Data extracts Block Start

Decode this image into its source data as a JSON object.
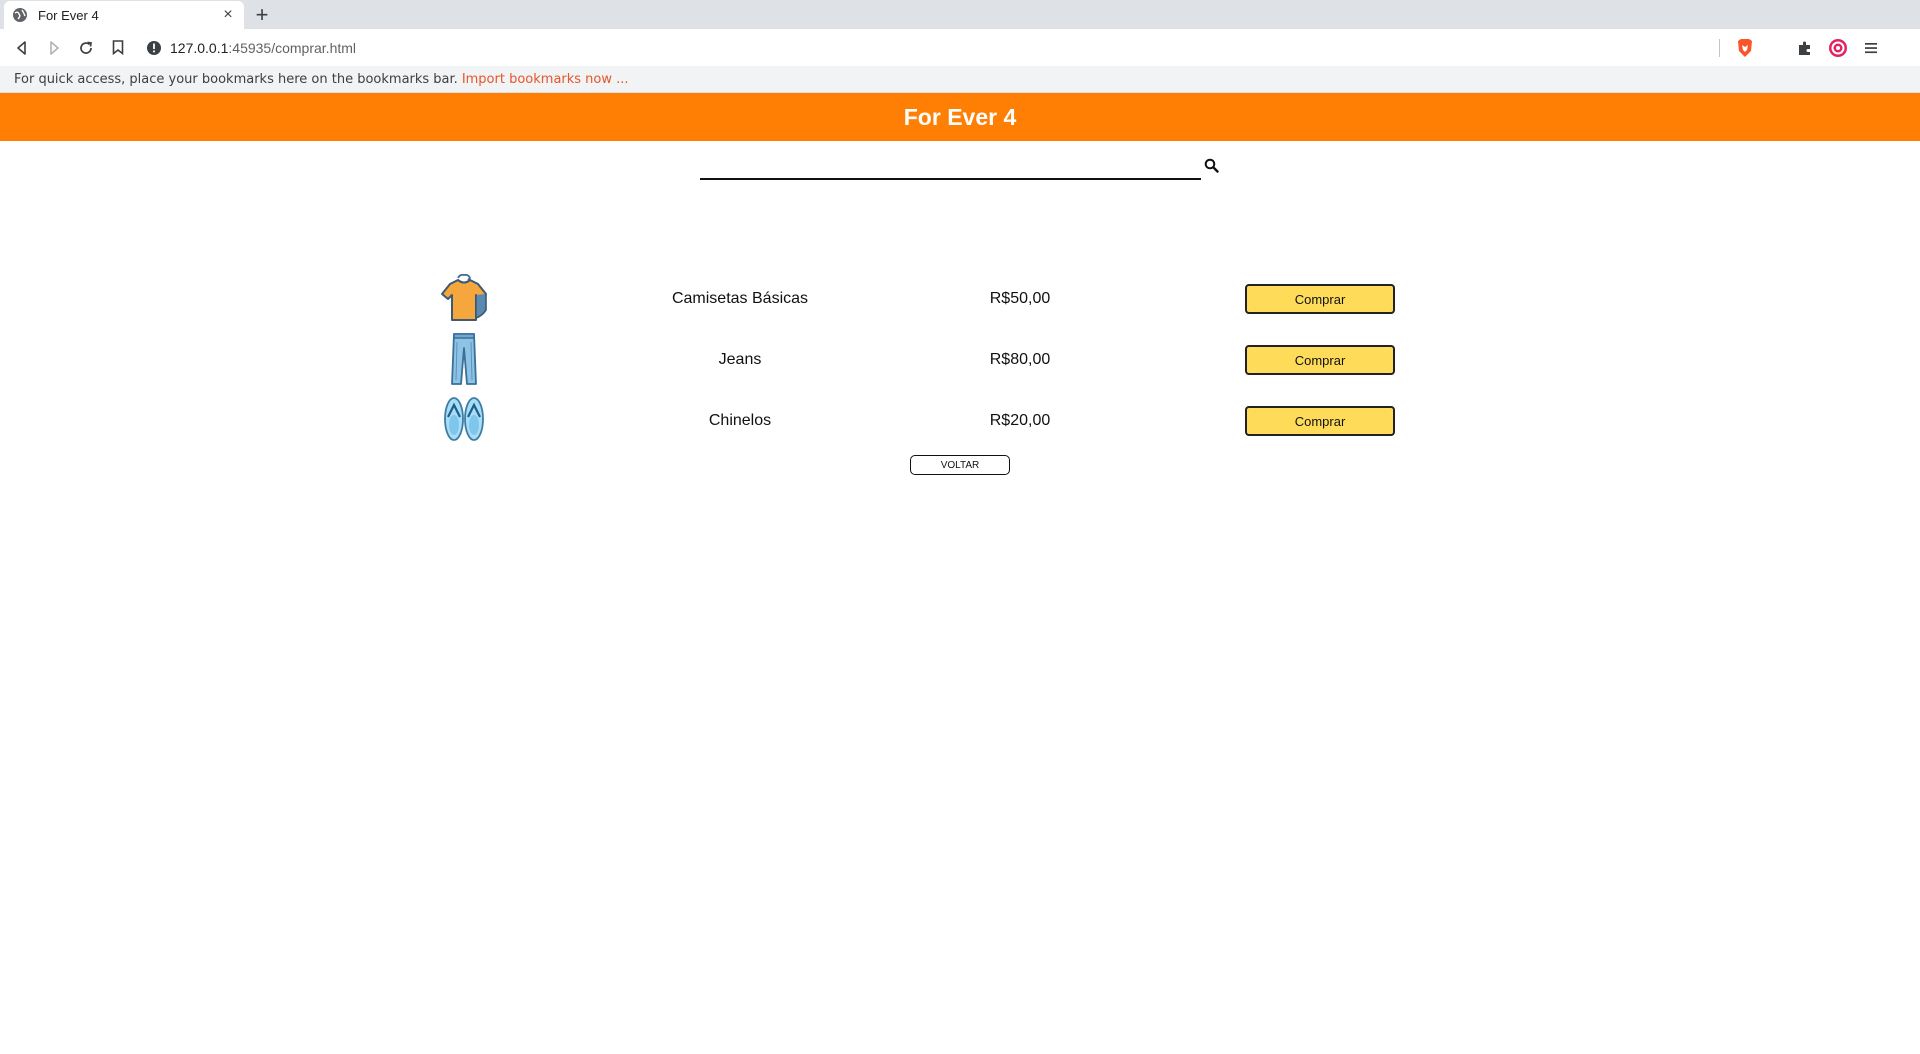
{
  "browser": {
    "tab_title": "For Ever 4",
    "new_tab_symbol": "+",
    "close_symbol": "×",
    "url_host": "127.0.0.1",
    "url_path": ":45935/comprar.html",
    "bookmarks_message": "For quick access, place your bookmarks here on the bookmarks bar.",
    "bookmarks_link": "Import bookmarks now ..."
  },
  "page": {
    "brand": "For Ever 4",
    "brand_color": "#ff7f04",
    "search_placeholder": "",
    "products": [
      {
        "icon": "tshirt-icon",
        "name": "Camisetas Básicas",
        "price": "R$50,00",
        "button": "Comprar"
      },
      {
        "icon": "jeans-icon",
        "name": "Jeans",
        "price": "R$80,00",
        "button": "Comprar"
      },
      {
        "icon": "flip-flops-icon",
        "name": "Chinelos",
        "price": "R$20,00",
        "button": "Comprar"
      }
    ],
    "back_button": "VOLTAR",
    "button_color": "#fedc5a"
  }
}
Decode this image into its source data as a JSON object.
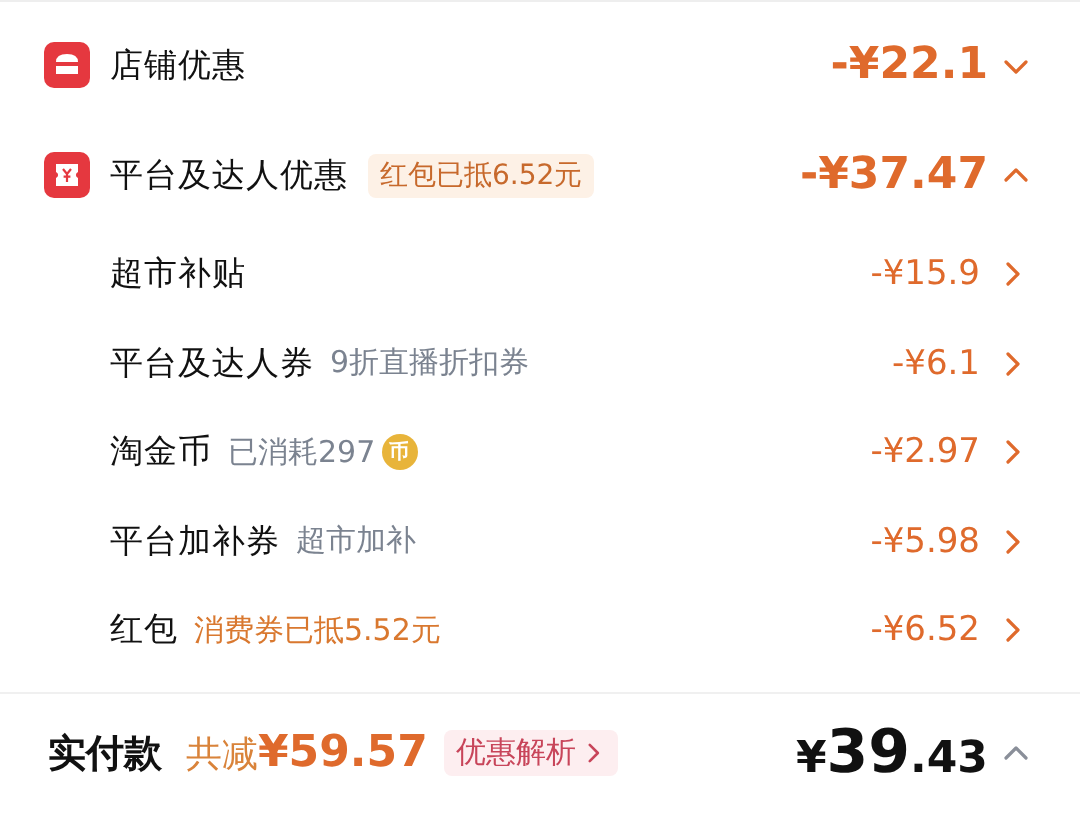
{
  "sections": [
    {
      "kind": "store",
      "title": "店铺优惠",
      "expanded": false,
      "amount": "-¥22.1"
    },
    {
      "kind": "coupon",
      "title": "平台及达人优惠",
      "badge": "红包已抵6.52元",
      "expanded": true,
      "amount": "-¥37.47",
      "children": [
        {
          "label": "超市补贴",
          "amount": "-¥15.9"
        },
        {
          "label": "平台及达人券",
          "note": "9折直播折扣券",
          "kind": "muted",
          "amount": "-¥6.1"
        },
        {
          "label": "淘金币",
          "note": "已消耗297",
          "kind": "muted",
          "coin": "币",
          "amount": "-¥2.97"
        },
        {
          "label": "平台加补券",
          "note": "超市加补",
          "kind": "muted",
          "amount": "-¥5.98"
        },
        {
          "label": "红包",
          "note": "消费券已抵5.52元",
          "kind": "highlight",
          "amount": "-¥6.52"
        }
      ]
    }
  ],
  "footer": {
    "label": "实付款",
    "savings_prefix": "共减",
    "savings": "¥59.57",
    "analysis_button": "优惠解析",
    "total_currency": "¥",
    "total_integer": "39",
    "total_decimal": ".43",
    "expanded": false
  }
}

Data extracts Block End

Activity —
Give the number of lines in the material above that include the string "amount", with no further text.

Solution to the problem —
7